We've had our eye on Chef Chris Cipollone for a minute. We were big fans of his under the radar cooking at Tenpenny, which for the last couple years, has served as The Infatuation's somewhat secretive Midtown culinary escape. Now that he's gone, opening a new downtown restaurant, Piora, Tenpenny has definitely slipped a bit.
Needless to say, we were very much looking forward to dining at Piora. We always knew Cipollone had game, and now it was time to see what he was truly made of. See you later culinary wasteland of central Midtown, welcome to where the real game is played - the West Village. Piora is located in one of our favorite Manhattan dining rooms, taking over for the beautiful space that was once home to The Goodwin on Hudson Street. It's a cozy little room tucked in the back, out of sight from the street.
The food at Piora is as good as we had hoped. Cipollone should very soon be in the discussion when it comes to this city's finest. His cooking is subtly unique, layering textures and finishing almost every dish with some sort of breadcrumby dusting of goodness. His American style has strong Italian influences and a little bit of Korean spice, which all comes together quite beautifully on the plate. We've found vegetables and meat are the route to go here, and if you follow the food rundown below, you're destined for a great meal.
It may not come off that way at first, but you're getting into a serious meal at Piora. The service is understated yet attentive, and the price point does considerable wallet damage. Looking for a can't fail spot for Date Night? Get Piora up high on The Hit List.
Our only complaint here is that the Monkey Bread doesn't simply come to your table automatically. This crazy delicious bread is about as good of a first impression a restaurant can make, and worth all $6. Still, it's bread. That sh*t should be "free!"
Carrots are still hot. It wouldn't surprise us if an Eater Heat Map: Where To Eat CARROTS Now popped up tomorrow, with the number one hottest carrot in town being right here at Piora. We've had some good ones at The NoMad and Empellon Cocina in recent memory, but these, cooked up nice with pistachio and served with ham and yogurt, take home the gold. Definitely make sure these are on the table. Also, order the Market Vegetables too. That's another healthy winner.
A pretty looking scallop dish, sweetened up with corn, and served with chanterelles and crispy chicken skin for crunch. As discussed above, there was some kind of awesome breadcrumb crumble action on top of this too, we'll assume it's some bonus monkey bread shavings.

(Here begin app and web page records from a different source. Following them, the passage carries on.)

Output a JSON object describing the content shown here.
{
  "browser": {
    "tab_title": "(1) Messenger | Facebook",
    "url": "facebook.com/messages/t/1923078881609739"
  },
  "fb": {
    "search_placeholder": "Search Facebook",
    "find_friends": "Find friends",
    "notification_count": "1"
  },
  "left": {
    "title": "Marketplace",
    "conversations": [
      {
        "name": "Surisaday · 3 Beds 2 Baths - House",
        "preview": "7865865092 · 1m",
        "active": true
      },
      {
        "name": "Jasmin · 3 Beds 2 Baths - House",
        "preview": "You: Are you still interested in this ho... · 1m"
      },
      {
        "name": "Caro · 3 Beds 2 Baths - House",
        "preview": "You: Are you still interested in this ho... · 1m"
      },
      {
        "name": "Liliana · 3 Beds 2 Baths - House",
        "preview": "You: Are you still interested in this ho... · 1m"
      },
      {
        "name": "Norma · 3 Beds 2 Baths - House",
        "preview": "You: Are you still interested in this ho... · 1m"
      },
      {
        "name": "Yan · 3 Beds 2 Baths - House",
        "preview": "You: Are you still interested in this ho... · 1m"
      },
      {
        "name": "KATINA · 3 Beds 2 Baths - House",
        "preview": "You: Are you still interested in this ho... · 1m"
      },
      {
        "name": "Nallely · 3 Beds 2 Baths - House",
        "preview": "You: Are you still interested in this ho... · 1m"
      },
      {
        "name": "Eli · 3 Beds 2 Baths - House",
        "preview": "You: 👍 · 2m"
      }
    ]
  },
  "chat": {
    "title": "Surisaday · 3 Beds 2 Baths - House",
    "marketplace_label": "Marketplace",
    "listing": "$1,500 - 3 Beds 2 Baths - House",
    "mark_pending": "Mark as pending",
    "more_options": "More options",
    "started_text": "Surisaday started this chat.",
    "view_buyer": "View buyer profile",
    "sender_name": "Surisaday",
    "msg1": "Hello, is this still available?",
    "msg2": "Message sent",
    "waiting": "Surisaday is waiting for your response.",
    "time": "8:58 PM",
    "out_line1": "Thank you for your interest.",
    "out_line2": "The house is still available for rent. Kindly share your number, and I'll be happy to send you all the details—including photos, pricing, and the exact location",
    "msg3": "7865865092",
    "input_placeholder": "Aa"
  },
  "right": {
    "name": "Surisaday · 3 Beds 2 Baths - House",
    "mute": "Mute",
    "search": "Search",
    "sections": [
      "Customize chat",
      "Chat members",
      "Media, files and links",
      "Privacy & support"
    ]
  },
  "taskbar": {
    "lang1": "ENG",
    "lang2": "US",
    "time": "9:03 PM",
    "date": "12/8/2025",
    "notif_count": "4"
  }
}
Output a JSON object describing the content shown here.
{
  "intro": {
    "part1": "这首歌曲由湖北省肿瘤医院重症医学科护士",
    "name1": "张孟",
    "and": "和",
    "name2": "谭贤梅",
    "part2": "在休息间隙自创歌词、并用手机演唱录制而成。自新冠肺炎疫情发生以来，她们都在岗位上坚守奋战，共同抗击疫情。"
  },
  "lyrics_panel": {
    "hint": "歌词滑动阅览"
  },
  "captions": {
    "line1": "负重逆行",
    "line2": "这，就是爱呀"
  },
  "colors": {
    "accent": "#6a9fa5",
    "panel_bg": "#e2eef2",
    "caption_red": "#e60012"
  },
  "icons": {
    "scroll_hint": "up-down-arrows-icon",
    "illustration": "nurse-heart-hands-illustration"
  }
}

We know, we spelled barbecued wrong. But that's the way it is on the menu. This take on octopus is one that belongs in your mouth. 'Cued up, smokey octopus is chopped up into small nuggets and combined with fermented pepper, basil and pine nuts. Loved it.
Pasta was always something Chef Cipollone got our attention with at Tenpenny, so when our server told us the squid ink bucatini with black garlic, dungeness crab, maitake and chili was the most popular dish on the menu, obviously we ordered it. Clocking in at over $30, this is not a cheap bowl of pasta. But it's a tasty one, that's for damn sure. The holed out thick spaghetti was cooked perfectly al dente, and had all that subtle squid ink flavor. Not an absolute must, but this was a great dish to share.
We freaked out for the baby pig with radish, burdock and apple. It's up there with other excellent suckling pig dishes we've had, from Salinas to Eleven Madison Park. A crispy top, with rich, slow roasted piglet underneath, this dish is simply superb. Order it.
Another dish we very much enjoyed and highly recommend. The duck had a beautiful sear on it, cooked rare and lying in a bed of jujubes and farro in a ridiculous black garlic sauce. Delicious.
Even the sides are impressive here, as this sunchoke deserves to be discussed as well. Diced up, roasted chokes with hazelnuts and saba make for quite a flavor profile. This is the "side" to get.